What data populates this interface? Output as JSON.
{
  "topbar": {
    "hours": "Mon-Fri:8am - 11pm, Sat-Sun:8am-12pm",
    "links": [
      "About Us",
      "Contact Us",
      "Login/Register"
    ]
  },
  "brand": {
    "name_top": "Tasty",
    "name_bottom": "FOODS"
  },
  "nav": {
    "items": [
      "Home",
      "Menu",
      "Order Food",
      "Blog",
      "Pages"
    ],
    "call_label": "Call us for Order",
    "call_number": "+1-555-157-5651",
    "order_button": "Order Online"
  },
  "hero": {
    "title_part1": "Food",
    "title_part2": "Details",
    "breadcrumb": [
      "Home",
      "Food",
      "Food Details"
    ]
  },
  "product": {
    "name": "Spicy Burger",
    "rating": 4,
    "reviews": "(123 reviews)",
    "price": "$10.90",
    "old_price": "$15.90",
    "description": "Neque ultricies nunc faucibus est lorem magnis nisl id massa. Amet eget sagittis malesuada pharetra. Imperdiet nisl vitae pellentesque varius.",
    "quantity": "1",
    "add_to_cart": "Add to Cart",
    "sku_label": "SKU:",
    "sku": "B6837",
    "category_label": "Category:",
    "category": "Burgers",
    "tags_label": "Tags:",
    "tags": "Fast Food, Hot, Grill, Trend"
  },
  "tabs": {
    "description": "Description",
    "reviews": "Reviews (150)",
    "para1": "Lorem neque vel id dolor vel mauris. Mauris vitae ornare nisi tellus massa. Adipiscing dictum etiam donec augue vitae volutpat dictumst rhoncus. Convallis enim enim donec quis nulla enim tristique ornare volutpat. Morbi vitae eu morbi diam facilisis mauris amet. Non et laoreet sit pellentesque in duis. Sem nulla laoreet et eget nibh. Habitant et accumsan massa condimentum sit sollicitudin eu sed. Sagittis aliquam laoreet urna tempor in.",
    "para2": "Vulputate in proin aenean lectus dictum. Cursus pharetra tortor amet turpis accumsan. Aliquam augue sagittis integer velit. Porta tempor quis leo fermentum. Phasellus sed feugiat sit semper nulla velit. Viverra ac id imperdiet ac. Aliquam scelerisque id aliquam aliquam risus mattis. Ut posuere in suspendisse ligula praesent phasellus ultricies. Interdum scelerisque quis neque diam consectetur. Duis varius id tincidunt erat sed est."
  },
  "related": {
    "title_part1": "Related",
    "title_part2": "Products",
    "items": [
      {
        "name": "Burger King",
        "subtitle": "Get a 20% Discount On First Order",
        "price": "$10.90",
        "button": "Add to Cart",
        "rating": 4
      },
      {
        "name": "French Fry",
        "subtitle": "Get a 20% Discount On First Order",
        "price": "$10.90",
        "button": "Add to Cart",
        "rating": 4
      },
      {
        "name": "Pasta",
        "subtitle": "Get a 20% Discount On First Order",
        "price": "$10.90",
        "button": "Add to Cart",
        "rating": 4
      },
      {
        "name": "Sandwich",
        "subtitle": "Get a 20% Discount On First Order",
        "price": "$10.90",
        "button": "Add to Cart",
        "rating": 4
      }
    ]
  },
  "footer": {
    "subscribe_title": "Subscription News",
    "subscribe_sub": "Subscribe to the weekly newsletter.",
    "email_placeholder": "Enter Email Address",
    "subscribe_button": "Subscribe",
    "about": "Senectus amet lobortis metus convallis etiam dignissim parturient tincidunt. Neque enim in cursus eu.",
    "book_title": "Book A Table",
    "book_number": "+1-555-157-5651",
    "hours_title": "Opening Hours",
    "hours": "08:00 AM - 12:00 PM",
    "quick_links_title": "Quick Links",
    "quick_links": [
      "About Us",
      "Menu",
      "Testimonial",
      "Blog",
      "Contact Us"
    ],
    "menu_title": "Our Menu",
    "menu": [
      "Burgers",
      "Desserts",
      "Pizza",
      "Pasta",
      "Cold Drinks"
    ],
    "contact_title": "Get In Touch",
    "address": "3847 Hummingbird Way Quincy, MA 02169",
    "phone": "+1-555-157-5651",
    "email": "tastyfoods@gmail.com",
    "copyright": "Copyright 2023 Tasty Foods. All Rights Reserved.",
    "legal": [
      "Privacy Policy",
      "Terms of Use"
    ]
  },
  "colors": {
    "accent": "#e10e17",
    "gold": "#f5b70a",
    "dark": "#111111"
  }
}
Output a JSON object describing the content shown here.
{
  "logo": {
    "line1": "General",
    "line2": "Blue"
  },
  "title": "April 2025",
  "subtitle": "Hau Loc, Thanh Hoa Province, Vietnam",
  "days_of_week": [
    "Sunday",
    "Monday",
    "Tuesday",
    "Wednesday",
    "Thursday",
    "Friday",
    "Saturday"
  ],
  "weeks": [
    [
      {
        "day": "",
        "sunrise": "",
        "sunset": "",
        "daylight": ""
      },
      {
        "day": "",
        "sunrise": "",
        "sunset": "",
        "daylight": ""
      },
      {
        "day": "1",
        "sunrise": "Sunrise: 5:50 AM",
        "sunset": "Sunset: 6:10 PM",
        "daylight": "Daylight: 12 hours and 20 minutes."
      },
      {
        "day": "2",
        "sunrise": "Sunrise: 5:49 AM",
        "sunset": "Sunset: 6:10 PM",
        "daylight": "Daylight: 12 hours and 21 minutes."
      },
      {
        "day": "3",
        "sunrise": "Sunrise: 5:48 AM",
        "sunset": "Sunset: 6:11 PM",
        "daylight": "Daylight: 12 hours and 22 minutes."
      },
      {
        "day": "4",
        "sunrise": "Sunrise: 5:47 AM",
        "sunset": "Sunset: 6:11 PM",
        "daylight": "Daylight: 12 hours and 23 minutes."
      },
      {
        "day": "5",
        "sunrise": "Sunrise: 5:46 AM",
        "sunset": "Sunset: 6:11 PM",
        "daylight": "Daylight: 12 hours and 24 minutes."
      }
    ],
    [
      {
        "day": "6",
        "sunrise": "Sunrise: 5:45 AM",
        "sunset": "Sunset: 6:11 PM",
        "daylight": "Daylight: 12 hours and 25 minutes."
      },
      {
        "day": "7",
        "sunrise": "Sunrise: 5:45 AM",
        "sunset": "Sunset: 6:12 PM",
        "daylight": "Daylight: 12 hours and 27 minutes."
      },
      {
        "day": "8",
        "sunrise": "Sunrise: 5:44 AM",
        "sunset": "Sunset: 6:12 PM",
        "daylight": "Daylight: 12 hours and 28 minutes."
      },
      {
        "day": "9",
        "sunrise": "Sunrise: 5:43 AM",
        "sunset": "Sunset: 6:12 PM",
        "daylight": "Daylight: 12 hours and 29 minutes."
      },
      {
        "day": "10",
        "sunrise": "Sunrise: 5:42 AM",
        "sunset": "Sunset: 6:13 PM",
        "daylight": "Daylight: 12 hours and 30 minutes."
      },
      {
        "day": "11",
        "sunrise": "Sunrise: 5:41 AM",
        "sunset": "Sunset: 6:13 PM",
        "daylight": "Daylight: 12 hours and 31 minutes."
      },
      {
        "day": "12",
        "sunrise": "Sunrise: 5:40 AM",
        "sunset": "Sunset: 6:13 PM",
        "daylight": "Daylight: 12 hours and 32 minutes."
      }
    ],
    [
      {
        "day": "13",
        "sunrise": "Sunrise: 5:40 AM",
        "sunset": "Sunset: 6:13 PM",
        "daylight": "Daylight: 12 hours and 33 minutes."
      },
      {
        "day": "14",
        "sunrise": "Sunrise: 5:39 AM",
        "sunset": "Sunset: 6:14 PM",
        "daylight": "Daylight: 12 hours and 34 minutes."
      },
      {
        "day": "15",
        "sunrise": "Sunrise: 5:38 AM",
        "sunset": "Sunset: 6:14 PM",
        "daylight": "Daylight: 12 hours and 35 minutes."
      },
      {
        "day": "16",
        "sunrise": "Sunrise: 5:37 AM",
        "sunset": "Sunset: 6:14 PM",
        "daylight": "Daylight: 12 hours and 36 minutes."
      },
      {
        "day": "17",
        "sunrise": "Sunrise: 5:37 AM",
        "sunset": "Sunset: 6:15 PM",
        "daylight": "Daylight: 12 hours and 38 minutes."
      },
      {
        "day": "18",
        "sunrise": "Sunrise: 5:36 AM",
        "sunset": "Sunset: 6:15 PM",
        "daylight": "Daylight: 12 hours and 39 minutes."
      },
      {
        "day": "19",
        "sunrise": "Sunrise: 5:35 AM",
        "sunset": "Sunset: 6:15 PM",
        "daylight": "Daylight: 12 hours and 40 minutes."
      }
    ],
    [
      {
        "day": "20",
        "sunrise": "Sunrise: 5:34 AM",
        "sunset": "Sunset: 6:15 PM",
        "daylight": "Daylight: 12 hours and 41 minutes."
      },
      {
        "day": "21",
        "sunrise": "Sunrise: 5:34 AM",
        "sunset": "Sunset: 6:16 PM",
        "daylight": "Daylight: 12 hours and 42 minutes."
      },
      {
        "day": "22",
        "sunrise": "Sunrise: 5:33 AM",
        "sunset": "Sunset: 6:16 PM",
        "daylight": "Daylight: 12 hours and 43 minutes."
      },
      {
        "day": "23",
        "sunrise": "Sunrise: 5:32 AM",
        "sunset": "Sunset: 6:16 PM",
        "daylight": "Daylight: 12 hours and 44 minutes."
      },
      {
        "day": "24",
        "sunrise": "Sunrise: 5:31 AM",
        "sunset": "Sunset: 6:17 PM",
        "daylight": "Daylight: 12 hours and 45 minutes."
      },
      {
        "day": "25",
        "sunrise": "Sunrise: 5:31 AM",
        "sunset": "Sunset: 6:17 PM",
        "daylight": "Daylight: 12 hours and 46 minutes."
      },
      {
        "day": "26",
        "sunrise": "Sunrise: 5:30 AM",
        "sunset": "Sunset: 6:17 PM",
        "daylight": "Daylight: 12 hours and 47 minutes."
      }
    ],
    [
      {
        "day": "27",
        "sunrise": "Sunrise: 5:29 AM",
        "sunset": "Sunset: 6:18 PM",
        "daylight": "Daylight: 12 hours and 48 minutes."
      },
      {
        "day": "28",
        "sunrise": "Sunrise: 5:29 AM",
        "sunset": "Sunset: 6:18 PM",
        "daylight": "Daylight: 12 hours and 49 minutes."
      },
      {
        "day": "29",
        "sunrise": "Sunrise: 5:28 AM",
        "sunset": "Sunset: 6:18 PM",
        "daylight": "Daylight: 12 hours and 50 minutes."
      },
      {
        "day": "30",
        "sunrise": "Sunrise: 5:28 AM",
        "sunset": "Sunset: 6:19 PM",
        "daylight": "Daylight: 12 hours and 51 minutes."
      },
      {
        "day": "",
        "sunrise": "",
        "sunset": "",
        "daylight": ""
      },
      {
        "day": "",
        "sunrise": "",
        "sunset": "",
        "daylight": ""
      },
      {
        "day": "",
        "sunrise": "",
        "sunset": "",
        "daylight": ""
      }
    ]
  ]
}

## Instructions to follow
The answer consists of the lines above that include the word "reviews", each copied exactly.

## The completed task
    "reviews": "(123 reviews)",
    "reviews": "Reviews (150)",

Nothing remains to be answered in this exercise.